* EXERCISE DETAILS
Find every line below that contains the word "label" and copy it out.

* RECORDS
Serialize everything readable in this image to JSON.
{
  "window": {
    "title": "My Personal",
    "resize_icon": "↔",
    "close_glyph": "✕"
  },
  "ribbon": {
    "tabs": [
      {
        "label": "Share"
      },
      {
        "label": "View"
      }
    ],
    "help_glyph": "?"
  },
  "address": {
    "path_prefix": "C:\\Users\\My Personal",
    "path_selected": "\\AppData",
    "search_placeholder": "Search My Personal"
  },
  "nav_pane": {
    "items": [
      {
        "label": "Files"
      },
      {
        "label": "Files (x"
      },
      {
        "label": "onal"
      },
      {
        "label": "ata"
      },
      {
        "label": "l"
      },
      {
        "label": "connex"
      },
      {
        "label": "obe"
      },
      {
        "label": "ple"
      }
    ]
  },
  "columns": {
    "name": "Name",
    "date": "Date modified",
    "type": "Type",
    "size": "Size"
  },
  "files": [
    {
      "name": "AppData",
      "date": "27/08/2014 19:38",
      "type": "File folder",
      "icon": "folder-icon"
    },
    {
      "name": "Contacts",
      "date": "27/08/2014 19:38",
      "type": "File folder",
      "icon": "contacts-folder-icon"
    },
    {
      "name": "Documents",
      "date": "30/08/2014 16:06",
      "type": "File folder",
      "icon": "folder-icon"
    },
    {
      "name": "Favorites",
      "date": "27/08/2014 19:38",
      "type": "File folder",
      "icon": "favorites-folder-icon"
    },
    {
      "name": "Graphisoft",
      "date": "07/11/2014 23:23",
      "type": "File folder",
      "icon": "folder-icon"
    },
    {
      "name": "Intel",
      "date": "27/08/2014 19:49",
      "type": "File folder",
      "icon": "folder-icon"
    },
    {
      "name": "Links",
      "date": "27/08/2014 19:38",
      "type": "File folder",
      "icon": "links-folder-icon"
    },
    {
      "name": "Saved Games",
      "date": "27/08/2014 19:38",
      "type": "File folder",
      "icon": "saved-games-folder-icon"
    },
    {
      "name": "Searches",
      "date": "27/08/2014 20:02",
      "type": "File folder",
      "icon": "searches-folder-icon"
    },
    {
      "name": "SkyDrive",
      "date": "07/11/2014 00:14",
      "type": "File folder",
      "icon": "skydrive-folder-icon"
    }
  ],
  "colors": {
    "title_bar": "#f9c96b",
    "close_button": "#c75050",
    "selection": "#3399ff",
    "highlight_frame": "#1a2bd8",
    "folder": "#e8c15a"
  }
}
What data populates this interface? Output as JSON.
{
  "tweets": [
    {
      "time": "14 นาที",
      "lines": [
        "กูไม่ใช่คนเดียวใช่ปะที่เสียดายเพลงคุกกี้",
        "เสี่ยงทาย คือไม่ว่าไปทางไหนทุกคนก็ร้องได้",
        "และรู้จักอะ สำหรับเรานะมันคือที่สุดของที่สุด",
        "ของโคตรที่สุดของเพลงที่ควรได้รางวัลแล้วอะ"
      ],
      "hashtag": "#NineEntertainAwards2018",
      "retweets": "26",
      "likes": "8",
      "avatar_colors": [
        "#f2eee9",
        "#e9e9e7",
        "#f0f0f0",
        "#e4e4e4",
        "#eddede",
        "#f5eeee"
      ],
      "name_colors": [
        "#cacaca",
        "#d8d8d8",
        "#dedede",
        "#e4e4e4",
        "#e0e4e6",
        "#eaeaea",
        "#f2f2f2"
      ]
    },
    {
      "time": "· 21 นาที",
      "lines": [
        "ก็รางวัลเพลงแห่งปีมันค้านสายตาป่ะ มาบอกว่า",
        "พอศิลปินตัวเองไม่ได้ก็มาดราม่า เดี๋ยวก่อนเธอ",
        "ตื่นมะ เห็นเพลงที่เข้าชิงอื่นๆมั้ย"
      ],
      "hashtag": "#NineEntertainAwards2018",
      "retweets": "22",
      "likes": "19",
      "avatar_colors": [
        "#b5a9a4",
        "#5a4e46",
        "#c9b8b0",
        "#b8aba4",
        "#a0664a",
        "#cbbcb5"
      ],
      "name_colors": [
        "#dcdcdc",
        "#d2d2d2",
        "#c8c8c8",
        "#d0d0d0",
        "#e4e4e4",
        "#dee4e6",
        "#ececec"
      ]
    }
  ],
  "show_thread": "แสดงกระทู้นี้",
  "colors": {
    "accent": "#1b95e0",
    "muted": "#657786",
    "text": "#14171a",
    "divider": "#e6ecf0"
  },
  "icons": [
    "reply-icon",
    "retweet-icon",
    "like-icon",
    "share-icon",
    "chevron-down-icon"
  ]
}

* RESPONSE BELOW
        "label": "Share"
        "label": "View"
        "label": "Files"
        "label": "Files (x"
        "label": "onal"
        "label": "ata"
        "label": "l"
        "label": "connex"
        "label": "obe"
        "label": "ple"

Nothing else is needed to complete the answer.